**WHAT YOU NEED TO DO:** From the records below, count the lines containing the word "message" and give only that number.

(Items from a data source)
##########
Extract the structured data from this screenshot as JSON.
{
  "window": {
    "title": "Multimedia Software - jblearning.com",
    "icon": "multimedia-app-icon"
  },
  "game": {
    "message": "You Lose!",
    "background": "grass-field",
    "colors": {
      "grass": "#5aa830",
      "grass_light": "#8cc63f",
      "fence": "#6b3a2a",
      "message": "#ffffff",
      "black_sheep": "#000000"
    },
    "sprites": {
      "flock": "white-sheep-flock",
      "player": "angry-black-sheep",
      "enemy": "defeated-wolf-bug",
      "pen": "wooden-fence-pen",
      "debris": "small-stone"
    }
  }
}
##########
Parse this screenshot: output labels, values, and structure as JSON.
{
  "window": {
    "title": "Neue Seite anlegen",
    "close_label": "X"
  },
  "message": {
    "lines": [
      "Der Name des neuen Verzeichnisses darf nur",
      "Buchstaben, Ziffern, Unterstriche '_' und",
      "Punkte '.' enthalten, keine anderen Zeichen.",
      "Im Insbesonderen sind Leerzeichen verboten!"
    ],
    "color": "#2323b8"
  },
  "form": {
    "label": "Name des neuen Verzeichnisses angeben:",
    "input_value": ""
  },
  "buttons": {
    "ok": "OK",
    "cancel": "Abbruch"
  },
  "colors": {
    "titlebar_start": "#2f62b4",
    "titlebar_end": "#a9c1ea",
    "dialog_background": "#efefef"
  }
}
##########
**TASK OUTPUT:** 3